Please notice the active presence of several high profile Union Ministers on the stage in 2016. Despite the Congress party ruling in Karnataka, the central government didn’t see that as an impediment to go and actively participate in the 2016 summit! There are other examples worth mentioning too:
- The presence of central ministers in swearing-in ceremonies of Chief Ministers (to whom the BJP lost badly too!)
- The offer to take along Chief Ministers along with the Prime Minister on foreign tours. In fact, the Congress party refused to allow its Karnataka Chief Minister to accompany Prime Minister Modi on one of his visits! We, of course, did not see any English media writing about Congress party’s attitude.
- Having Chief Ministers represent the country at international forums. In the words of Andhra Pradesh Government advisor, Parakala Prabhakar - "Prime Minister Narendra Modi called up our Chief Minister after his return from Kazakhstan last year and said that Astana is very beautiful, newly-constructed capital with all the modern facilities. So we must go and take the best practices from there."
- Active collaboration with the states to improve certain parameters of the states. For example, the Telangana Chief Minister, KCR has publicly acknowledged the support the Modi government has given to the state, on the power front. Notice how the PM has praised the CM too! To the uninitiated, TRS is not a political ally of the BJP. We have also seen how Chief Ministers from opposition parties like the BJD, JD(U) have offered support on some central government policies!
- The holding of different conferences, earlier restricted to only Delhi, in different parts of the country (irrespective of the party in power in that particular state).
- Constitution of NITI Aayog with exclusive representation to all the Chief Ministers of states. It is another story that the Congress party has asked its CMs to stop going to those meetings. And, of course, the English media will not call out this attitude!
There will be several other examples of such co-operative federalism being pioneered by Prime Minister Modi. This sea change has been ignored in the main stream media, for very obvious reasons. The English media has portrayed Modi as somebody with whom it is very difficult to work with. To acknowledge the current situation would mean accepting that they were wrong.

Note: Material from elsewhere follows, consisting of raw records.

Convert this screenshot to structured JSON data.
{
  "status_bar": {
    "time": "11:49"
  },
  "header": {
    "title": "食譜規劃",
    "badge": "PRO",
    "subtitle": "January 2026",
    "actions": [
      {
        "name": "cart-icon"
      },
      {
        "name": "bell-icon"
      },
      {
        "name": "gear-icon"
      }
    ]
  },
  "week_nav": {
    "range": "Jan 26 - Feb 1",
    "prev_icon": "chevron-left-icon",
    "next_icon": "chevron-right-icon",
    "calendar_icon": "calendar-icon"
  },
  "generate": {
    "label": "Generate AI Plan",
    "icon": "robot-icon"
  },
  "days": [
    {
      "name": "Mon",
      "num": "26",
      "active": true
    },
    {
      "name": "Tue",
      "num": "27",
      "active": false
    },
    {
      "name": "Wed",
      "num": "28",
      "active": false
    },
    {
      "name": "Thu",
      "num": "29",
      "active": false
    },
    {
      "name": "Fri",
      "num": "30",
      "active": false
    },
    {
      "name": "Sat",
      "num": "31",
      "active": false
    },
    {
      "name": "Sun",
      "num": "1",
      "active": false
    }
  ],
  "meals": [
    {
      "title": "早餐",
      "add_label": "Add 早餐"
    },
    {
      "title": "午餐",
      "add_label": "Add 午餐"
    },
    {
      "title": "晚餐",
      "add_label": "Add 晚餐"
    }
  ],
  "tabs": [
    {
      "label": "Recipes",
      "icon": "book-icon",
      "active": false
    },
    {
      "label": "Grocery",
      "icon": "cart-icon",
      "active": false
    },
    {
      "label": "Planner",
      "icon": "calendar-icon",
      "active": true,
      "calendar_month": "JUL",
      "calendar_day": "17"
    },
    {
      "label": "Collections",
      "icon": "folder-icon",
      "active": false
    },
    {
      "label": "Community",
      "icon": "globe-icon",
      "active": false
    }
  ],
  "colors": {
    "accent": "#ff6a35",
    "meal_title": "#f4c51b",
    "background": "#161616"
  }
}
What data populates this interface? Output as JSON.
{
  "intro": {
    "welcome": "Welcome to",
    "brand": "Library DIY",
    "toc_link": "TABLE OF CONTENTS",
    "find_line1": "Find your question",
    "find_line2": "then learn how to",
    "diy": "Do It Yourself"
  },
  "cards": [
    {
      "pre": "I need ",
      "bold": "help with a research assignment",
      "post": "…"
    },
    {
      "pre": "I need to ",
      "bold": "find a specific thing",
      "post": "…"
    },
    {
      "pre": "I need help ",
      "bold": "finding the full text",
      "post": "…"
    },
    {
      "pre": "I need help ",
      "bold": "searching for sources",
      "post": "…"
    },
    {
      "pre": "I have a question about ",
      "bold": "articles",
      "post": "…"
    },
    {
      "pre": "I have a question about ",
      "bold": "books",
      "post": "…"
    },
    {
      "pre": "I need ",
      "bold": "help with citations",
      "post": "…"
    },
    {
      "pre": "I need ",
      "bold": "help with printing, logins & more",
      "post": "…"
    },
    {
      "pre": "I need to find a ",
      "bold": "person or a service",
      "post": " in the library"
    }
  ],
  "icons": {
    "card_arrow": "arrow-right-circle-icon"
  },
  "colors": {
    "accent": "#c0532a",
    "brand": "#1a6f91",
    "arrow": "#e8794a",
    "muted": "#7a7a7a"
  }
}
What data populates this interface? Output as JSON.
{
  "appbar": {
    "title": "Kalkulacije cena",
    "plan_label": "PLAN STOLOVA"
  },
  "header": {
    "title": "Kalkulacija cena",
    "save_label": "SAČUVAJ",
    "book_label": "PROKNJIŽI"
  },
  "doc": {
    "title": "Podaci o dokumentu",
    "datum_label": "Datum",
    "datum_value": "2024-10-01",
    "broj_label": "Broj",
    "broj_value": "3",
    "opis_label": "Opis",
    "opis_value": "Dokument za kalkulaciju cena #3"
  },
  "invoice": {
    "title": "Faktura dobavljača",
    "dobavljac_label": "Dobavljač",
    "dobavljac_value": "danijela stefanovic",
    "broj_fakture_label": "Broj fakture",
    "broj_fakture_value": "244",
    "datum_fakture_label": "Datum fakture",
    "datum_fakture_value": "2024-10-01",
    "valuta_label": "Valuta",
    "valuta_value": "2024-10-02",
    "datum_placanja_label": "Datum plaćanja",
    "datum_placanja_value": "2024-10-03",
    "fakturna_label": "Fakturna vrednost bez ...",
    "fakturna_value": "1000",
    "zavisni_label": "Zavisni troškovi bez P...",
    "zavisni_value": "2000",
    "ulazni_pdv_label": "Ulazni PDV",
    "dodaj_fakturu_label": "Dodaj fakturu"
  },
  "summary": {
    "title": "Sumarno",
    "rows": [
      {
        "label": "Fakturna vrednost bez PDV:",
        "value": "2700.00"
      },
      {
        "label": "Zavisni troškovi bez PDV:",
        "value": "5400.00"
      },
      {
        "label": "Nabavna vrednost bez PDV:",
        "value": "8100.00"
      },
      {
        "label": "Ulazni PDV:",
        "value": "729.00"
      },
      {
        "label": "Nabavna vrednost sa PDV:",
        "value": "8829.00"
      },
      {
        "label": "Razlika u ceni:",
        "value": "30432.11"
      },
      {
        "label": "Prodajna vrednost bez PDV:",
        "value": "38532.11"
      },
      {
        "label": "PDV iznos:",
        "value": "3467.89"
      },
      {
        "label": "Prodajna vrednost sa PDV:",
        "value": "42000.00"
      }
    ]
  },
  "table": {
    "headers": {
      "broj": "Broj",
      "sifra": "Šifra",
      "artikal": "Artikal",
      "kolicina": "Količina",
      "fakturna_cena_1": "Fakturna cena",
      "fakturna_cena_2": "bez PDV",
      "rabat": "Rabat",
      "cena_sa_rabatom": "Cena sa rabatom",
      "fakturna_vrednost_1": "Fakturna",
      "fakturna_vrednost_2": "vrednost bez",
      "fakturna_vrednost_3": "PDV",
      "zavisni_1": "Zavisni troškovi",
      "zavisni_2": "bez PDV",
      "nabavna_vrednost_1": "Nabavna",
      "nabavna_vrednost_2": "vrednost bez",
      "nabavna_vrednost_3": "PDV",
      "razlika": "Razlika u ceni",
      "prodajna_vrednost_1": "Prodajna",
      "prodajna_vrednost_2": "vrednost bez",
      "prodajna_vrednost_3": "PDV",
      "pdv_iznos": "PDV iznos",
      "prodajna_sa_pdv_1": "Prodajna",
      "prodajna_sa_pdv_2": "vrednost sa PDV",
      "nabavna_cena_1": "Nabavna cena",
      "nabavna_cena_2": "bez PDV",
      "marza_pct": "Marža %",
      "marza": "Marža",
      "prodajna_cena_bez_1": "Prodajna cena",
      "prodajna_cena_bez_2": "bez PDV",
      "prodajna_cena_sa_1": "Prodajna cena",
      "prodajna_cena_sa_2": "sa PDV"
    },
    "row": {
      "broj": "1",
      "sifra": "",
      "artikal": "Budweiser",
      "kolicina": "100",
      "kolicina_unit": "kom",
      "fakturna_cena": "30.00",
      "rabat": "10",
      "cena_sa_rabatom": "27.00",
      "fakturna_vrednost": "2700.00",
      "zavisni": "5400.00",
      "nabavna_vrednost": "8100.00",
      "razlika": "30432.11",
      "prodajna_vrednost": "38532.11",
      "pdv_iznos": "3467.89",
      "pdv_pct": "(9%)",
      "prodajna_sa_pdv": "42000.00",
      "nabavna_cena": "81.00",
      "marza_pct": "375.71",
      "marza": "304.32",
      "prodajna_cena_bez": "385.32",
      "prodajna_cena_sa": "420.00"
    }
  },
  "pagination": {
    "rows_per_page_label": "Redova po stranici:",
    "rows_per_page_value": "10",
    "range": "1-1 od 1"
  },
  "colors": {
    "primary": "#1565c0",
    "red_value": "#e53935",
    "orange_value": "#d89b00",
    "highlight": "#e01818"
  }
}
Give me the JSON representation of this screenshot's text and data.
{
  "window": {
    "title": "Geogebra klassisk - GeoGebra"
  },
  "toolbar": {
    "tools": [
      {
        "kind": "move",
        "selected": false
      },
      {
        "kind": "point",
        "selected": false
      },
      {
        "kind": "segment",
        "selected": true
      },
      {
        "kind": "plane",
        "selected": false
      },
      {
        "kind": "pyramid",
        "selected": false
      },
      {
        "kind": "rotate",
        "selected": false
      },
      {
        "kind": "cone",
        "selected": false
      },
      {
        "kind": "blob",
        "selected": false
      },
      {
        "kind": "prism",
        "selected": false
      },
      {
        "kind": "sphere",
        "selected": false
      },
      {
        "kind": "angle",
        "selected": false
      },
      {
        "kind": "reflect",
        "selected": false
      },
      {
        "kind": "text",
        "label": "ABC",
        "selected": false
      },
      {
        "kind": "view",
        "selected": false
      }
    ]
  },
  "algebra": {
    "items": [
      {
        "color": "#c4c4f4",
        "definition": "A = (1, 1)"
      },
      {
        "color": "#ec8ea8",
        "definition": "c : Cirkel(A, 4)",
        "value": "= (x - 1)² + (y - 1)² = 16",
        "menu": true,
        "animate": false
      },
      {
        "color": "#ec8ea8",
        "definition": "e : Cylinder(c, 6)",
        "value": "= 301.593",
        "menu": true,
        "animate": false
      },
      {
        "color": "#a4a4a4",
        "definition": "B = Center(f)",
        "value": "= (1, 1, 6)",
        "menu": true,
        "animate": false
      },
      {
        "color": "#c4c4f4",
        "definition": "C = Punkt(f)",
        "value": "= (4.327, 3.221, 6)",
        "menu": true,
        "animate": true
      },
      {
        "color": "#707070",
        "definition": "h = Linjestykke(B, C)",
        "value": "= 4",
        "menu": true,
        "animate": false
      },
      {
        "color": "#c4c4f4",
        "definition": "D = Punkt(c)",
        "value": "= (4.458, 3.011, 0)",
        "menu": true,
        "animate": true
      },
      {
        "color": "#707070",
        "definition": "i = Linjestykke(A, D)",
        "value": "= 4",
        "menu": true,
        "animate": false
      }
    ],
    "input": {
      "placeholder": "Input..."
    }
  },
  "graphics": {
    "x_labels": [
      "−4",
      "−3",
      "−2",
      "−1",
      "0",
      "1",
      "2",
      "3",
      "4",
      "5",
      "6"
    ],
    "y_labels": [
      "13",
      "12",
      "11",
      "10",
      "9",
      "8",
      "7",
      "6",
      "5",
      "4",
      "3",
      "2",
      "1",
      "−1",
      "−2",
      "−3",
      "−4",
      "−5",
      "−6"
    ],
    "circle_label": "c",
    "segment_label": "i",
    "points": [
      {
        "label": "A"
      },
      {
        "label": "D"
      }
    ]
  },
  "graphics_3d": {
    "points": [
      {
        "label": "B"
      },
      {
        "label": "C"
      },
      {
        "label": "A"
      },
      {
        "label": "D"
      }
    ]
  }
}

There is another unique happening that has yet again been ignored by the mainstream media. The most meaningful and crucial criticism of the Modi government has come from those whom the media terms as “blind bhakts”. The “bhakts” were at the forefront demanding rollback of many policy decisions of the government, whilst the mainstream media continued their age old focus of intolerance, dissent etc! Some topics that immediately come to mind are the tax on EPF withdrawal, the overt friendly approach to Pakistan (before surgical strikes ), the slow pace of reforms in the education sector (did you notice the silence after Smriti Irani left!), Maneka Gandhi’s lack of clarity on online abuse, the failings of Swachh Bharat etc.
This term of Prime Minister Modi is already marked with many remarkable firsts. One article cannot do justice to discuss the pros and cons of these policies. Social Media has emerged the best place to continuously debate these things. The job is only half done – and with all that that has been going on, the next one year promises to be more action filled than the past two and a half.